A Community Devoted to the Preservation and Practice of Celestial Navigation and Other Methods of Traditional Wayfinding
From: Frank Reed
Date: 2017 Jun 19, 18:38 -0700
Lu Abel, you wrote:
" The TV news report I saw said it was sailing northwest."
I don't imagine that news report had any real information on this. Someone just put their thumb on the chart and then looked at the direction to the supposed destination. It's highly unlikely that this represented any actual course data. And northwest wouldn't make sense in any case. Did they perhaps say northeast?? That's the direction from the accident location to Yokosuka/Yokohama/Tokyo. Actual traffic in this area heading to Yokosuka/Yokohama from the southwest seems to take two paths: a little north of east to pass south of Oshima Island, followed by a left turn to head more or less north, or instead a course close to northeast that passes north of Oshima and leads directly to the port areas.
You also wrote:

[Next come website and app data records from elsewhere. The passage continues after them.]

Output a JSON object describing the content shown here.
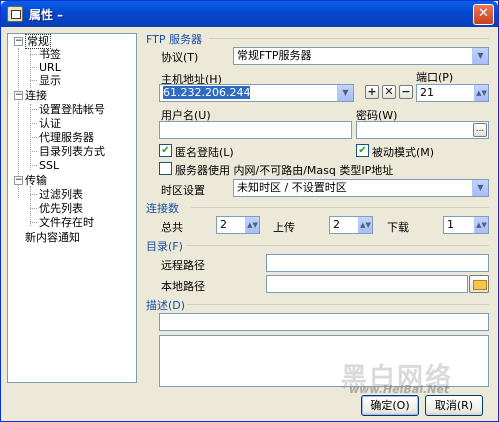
{
  "window": {
    "title": "属性 –",
    "close_label": "✕"
  },
  "tree": {
    "items": [
      {
        "label": "常规",
        "expanded": true,
        "selected": true
      },
      {
        "label": "书签"
      },
      {
        "label": "URL"
      },
      {
        "label": "显示"
      },
      {
        "label": "连接",
        "expanded": true
      },
      {
        "label": "设置登陆帐号"
      },
      {
        "label": "认证"
      },
      {
        "label": "代理服务器"
      },
      {
        "label": "目录列表方式"
      },
      {
        "label": "SSL"
      },
      {
        "label": "传输",
        "expanded": true
      },
      {
        "label": "过滤列表"
      },
      {
        "label": "优先列表"
      },
      {
        "label": "文件存在时"
      },
      {
        "label": "新内容通知"
      }
    ],
    "toggle_minus": "−"
  },
  "ftp": {
    "section_title": "FTP 服务器",
    "protocol_label": "协议(T)",
    "protocol_value": "常规FTP服务器",
    "host_label": "主机地址(H)",
    "host_value": "61.232.206.244",
    "port_label": "端口(P)",
    "port_value": "21",
    "username_label": "用户名(U)",
    "username_value": "",
    "password_label": "密码(W)",
    "password_value": "",
    "password_btn": "...",
    "anonymous_label": "匿名登陆(L)",
    "anonymous_checked": true,
    "passive_label": "被动模式(M)",
    "passive_checked": true,
    "intranet_label": "服务器使用 内网/不可路由/Masq 类型IP地址",
    "intranet_checked": false,
    "timezone_label": "时区设置",
    "timezone_value": "未知时区 / 不设置时区",
    "check_mark": "✔",
    "host_btn_add": "+",
    "host_btn_remove": "✕",
    "host_btn_minus": "−",
    "dropdown_arrow": "▼"
  },
  "connections": {
    "section_title": "连接数",
    "total_label": "总共",
    "total_value": "2",
    "upload_label": "上传",
    "upload_value": "2",
    "download_label": "下载",
    "download_value": "1",
    "spin_arrow": "▲▼"
  },
  "directory": {
    "section_title": "目录(F)",
    "remote_label": "远程路径",
    "remote_value": "",
    "local_label": "本地路径",
    "local_value": ""
  },
  "description": {
    "section_title": "描述(D)",
    "value": ""
  },
  "buttons": {
    "ok": "确定(O)",
    "cancel": "取消(R)"
  },
  "watermark": {
    "big": "黑白网络",
    "small": "www.HeiBai.Net"
  },
  "colors": {
    "titlebar": "#0349d0",
    "section_title": "#1b4fa8",
    "selection": "#316ac5",
    "check": "#21a121"
  }
}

"But your idea (which makes a LOT of sense) would have it sailing southeast."
Yes. I suppose so. If the container ship was on course 070° (which the AIS indicates at the suggested collision time of about 1629 UT) and which corresponds nicely with that track south of Oshima Island, then if the impact angle was about 45° from starboard aft (sorry, I'm not "salty" enough to describe this right), that would imply that the Fitzgerald's course at the instant of collision was about 115° or east-southeast. How it got into that position and on that course, we won't know until more details emerge from the agencies conducting their investigations. The simplest scenario would be that they were trying to cross over to get on the other side of the container ship's track and someone simply mis-judged the distance and speed. As David Pike has noted, major "incidents" like this almost always require two or three or more things going wrong at once. I wouldn't be at all surprised to learn that there is an automatic collision alarm system that was customarily turned off in this busy area because its alarms were too frequent or merely too "annoying". But that sort of information would only become available from those maritime agencies' investigations. Obviously, there is a whole zoo of things that could have gone wrong.